Good lord, it's December already. How did that happen? That means we've got about a month before CES in Las Vegas. For you new folks, CES is the first major event of the year, though it's definitely more focused on consumer electronics than mobile. But that doesn't mean there won't be more than enough to keep us busy.
We might still see a minor release or two this month, but more than likely we're done with the major phone announcements until 2013.
And now, for a few more quick thoughts on this fine Sunday morning ...
I'd like to think I know a thing or three about Android. A decent judge of both hardware and software. But while I can bang out 1,000 words on why I think application like Falcon Pro is pretty damn good (though certainly not perfect) to me, reading Romain Guy's breakdown of why hiccups happen is an excellent reminder of just how much work goes into apps to make them as good as they can possibly be. Remember that the next time you bitch about an update taking longer than you'd like. Or the next time you refuse to pony up a buck or two for an app. Whether it's a Twitter app or a clock or something a little more intricate, good devs work hard. [Update: And look at that, Falcon's dev has already updated the app with these recommendations. How's about that?)
I'm inclined to side with WPCentral's Daniel Rubino, who doesn't believe a single job listing for a Linux expert means Nokia is making an Android phone. Those dots are just too tempting to connect without actually being supported by any real facts. Yes, Android is built on Linux. So's a hell of a lot of other stuff. And Nokia's been bringing its maps app to other platforms.
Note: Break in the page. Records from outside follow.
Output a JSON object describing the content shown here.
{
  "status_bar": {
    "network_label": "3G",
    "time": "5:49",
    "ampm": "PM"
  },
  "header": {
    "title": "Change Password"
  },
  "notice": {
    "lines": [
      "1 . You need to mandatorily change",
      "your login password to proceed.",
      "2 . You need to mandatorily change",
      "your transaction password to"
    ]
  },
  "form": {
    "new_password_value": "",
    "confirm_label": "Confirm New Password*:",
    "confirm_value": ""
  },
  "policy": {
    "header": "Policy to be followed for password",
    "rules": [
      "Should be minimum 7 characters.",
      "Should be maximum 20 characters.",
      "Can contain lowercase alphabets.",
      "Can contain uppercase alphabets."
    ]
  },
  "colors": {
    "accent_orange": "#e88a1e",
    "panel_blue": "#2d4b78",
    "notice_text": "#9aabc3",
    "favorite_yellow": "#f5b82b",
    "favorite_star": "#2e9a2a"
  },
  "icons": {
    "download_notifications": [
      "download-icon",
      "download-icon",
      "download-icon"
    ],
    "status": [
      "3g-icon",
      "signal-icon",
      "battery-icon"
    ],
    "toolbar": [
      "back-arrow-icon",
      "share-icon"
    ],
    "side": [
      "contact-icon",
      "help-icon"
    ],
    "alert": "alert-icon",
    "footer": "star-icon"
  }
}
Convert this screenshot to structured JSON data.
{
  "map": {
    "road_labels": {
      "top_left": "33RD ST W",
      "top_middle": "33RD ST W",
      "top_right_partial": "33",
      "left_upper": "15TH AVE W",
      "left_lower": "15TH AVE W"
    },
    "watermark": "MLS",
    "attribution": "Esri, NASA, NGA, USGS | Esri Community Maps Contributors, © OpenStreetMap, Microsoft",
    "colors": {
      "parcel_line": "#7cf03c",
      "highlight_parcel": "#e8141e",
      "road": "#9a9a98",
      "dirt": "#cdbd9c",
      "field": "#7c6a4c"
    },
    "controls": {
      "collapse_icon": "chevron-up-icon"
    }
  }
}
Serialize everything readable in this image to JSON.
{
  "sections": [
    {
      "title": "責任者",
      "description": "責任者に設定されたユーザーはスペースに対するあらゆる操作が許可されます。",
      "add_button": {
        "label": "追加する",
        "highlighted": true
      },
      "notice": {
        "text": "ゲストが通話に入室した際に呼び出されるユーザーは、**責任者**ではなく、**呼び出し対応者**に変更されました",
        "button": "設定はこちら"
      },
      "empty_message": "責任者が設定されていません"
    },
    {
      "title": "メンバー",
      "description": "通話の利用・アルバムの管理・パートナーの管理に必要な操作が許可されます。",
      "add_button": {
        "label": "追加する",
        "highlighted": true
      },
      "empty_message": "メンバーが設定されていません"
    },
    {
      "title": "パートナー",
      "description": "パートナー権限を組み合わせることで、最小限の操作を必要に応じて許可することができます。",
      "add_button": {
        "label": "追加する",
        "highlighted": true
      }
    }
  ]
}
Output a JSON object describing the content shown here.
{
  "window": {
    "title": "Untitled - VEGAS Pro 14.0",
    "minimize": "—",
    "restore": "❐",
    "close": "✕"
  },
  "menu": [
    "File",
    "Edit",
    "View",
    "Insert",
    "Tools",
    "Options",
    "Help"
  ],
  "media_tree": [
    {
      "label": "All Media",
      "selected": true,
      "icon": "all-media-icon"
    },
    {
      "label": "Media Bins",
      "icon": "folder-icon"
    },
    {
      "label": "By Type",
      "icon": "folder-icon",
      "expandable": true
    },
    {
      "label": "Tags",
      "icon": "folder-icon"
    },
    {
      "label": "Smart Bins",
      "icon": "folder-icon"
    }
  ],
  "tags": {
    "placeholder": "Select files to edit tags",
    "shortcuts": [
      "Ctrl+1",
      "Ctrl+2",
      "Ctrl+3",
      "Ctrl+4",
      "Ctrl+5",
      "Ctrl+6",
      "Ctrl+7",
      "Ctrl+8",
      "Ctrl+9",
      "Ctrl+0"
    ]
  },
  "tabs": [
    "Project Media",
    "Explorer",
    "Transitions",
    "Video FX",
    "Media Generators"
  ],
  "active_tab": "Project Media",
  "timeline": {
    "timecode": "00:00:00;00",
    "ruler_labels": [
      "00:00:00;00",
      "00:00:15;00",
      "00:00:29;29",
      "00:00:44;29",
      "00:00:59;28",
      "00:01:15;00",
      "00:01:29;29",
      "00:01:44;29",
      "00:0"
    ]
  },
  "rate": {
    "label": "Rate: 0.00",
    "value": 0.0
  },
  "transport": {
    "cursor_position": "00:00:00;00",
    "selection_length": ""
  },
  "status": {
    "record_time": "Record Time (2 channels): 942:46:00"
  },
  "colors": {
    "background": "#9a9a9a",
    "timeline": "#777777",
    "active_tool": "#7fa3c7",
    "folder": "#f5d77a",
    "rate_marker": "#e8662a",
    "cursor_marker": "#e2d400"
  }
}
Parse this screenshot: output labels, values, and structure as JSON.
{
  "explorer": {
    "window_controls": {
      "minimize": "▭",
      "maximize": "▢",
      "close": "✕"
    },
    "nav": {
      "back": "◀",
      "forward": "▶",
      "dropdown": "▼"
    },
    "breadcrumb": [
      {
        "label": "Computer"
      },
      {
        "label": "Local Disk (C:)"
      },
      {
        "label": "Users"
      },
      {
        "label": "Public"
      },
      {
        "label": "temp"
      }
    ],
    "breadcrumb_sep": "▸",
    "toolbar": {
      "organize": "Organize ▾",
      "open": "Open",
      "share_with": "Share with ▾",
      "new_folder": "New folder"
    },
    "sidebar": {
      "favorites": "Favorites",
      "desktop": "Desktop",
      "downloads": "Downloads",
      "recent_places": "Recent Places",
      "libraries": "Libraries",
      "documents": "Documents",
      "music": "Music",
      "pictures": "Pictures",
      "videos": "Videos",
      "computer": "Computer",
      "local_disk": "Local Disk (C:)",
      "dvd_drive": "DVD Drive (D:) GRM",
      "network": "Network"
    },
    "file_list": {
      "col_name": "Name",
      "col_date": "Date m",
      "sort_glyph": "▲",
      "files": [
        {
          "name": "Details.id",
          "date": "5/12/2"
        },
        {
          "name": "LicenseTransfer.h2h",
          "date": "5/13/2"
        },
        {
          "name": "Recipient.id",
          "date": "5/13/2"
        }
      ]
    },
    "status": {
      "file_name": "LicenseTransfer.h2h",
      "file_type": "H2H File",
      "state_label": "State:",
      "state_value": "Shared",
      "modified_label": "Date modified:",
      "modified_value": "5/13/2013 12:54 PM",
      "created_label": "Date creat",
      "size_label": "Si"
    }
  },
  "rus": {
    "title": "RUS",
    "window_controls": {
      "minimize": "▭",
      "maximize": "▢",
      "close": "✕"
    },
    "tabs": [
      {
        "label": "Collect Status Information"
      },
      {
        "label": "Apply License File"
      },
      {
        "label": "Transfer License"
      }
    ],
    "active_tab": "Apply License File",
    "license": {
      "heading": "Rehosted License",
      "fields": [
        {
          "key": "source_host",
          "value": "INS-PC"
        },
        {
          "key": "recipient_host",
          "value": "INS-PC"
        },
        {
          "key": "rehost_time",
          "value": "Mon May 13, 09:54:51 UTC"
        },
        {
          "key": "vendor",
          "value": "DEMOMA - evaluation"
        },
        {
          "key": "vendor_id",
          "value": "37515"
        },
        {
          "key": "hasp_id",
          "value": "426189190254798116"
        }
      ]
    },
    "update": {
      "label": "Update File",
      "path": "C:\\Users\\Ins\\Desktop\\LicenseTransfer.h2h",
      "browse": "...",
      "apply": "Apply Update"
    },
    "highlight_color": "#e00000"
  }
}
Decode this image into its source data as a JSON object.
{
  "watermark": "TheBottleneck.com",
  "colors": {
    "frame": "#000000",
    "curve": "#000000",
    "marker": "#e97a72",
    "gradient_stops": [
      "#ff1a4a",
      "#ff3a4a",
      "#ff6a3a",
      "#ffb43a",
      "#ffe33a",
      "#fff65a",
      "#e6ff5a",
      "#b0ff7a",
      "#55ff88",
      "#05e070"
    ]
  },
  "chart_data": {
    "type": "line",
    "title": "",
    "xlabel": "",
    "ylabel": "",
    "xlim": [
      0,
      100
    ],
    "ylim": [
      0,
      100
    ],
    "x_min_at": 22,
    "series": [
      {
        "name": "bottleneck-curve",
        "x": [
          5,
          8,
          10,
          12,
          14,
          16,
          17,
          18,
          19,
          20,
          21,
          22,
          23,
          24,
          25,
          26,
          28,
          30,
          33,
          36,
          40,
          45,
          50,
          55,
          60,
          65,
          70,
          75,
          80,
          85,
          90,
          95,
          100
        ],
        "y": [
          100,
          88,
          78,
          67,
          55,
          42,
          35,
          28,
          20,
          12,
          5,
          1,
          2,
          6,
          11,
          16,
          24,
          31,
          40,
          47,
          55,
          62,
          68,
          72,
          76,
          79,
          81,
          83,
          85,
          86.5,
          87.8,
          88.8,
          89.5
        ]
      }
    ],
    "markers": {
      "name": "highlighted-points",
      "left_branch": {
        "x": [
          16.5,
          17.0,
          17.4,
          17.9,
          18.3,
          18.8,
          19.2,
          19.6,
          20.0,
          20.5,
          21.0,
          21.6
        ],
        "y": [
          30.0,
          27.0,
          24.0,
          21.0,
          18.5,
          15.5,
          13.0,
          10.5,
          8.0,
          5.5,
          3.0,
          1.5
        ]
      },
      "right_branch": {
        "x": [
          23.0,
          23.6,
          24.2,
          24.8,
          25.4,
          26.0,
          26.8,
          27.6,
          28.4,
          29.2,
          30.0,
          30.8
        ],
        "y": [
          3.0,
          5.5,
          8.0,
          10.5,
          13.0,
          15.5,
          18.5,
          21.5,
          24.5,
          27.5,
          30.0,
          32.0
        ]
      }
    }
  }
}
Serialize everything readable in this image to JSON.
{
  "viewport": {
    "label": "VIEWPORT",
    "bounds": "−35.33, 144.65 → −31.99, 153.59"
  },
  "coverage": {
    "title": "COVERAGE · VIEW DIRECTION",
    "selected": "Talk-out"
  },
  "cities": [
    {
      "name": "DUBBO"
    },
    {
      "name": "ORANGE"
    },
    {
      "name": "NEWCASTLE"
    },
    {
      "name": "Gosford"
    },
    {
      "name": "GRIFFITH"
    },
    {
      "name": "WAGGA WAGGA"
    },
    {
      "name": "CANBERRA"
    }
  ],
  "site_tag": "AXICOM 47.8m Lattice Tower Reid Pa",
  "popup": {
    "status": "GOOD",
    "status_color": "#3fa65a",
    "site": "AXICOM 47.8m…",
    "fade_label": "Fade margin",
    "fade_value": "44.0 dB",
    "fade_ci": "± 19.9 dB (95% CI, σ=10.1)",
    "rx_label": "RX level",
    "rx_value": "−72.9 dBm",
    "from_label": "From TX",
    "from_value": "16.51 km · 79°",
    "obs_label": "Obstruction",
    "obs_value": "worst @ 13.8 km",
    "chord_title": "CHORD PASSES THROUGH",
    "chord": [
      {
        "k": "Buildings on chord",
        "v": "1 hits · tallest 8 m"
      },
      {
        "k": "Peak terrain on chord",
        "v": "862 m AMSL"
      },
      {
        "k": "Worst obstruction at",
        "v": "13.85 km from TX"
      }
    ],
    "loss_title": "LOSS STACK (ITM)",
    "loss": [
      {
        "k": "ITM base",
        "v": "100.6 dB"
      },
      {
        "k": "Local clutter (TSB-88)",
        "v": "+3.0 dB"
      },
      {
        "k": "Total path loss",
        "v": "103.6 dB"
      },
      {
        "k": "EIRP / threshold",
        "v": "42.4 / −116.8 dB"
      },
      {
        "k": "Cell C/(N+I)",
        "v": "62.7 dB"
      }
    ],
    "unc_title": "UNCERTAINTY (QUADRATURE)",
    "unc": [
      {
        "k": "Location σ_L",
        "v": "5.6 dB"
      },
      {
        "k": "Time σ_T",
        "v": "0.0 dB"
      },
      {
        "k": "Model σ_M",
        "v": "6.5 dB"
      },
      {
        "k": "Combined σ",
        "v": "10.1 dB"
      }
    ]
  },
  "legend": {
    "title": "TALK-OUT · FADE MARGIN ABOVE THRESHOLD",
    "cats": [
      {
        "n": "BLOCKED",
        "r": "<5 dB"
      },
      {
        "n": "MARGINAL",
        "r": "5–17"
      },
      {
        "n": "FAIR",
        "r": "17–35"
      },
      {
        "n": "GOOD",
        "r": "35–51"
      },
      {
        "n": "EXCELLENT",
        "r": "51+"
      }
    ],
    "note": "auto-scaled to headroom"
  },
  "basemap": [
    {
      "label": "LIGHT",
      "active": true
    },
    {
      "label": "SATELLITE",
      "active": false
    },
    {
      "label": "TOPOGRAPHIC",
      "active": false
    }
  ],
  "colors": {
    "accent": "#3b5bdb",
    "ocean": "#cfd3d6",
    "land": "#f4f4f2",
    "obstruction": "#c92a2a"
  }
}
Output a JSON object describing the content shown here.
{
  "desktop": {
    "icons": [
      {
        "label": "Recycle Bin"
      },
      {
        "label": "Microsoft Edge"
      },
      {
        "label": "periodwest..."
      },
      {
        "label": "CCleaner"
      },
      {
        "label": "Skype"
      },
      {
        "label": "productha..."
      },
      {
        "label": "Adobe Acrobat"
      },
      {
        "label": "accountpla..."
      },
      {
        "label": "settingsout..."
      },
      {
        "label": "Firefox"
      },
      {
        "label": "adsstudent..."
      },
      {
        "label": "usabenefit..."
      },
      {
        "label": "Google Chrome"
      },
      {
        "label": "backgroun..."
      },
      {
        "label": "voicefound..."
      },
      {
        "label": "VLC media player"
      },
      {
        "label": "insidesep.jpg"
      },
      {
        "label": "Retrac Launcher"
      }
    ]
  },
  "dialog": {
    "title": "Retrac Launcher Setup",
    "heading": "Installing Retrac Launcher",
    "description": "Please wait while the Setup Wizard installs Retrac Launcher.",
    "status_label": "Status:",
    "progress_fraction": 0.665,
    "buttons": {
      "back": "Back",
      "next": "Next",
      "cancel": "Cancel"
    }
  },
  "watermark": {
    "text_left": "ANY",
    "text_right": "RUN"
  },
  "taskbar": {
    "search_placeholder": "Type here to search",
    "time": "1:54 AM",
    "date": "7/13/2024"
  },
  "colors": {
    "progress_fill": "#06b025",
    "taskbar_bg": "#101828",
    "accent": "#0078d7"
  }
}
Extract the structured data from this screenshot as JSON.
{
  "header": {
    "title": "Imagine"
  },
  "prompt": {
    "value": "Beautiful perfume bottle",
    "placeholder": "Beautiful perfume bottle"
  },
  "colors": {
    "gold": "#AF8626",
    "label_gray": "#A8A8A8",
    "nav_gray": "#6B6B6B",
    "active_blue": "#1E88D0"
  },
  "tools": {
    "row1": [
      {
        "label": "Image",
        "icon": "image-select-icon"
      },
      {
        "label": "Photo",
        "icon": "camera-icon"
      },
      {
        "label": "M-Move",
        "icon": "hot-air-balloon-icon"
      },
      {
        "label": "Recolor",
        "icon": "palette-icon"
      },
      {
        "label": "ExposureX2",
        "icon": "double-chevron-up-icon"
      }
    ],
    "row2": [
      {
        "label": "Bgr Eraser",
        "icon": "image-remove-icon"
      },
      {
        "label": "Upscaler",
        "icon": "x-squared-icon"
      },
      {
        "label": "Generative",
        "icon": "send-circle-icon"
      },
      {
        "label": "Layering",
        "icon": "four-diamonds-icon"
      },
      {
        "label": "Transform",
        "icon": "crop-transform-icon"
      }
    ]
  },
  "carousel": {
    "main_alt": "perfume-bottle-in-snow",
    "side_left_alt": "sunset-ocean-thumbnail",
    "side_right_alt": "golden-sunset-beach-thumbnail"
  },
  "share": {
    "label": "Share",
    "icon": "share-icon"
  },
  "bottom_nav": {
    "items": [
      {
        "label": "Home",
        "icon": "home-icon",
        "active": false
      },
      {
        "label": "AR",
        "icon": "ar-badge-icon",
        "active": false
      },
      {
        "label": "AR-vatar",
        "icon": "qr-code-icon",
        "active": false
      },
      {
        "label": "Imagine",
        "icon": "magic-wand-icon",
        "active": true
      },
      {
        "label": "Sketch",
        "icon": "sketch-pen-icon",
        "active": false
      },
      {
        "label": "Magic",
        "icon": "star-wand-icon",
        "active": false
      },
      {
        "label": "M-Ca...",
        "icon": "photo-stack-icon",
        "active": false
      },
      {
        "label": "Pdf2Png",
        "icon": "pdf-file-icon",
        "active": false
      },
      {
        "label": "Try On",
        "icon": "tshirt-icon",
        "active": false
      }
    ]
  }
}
One new twist, though -- that LinkedIn job listing is "no longer active." Try not to speculate too hard over that. [Update: Nokia's Doug Dawson confirms on Twitter that the job listing was for Nokia Maps support, not some Android phone.]
In case you didn't notice on Tuesday, Google still kinda sucks at selling things. Maybe that's not quite fair, but certainly its retail side of the Google Play store still isn't robust enough to handle the nerd crush of a Nexus launch. Wonder how much of that was because of naturally heavy traffic, but certainly the publicizing of ways to bash the hell out of the webpages even more quickly didn't help matters.
I noticed after updating my Nexus 7 to Android 4.2 that the new Android keyboard with its swiping input is now set as the default input. And on my Galaxy Nexus, SwiftKey was completely uninstalled. A quick search finds a smattering of such reports. (SwiftKey forums, Reddit, Google+, Twitter) Let's hope that's the result of some sort of weird bug (certainly seems there are enough of those lately) with the addition of the new keyboard in Android 4.2, and not something more sinister. (Remember that SwiftKey is about to launch its new tracing keyboard, SwiftKey Flow.) Google purposefully breaking third-party keyboards in favor of its own? I shudder to think. Anybody seen this sort of things with other third-party keyboards after the update?
In case you missed it, we're stuffing stockings with Google Play Gift Cards all month long, and each of the 31 winners is in the running for a Nexus 4. Full details here!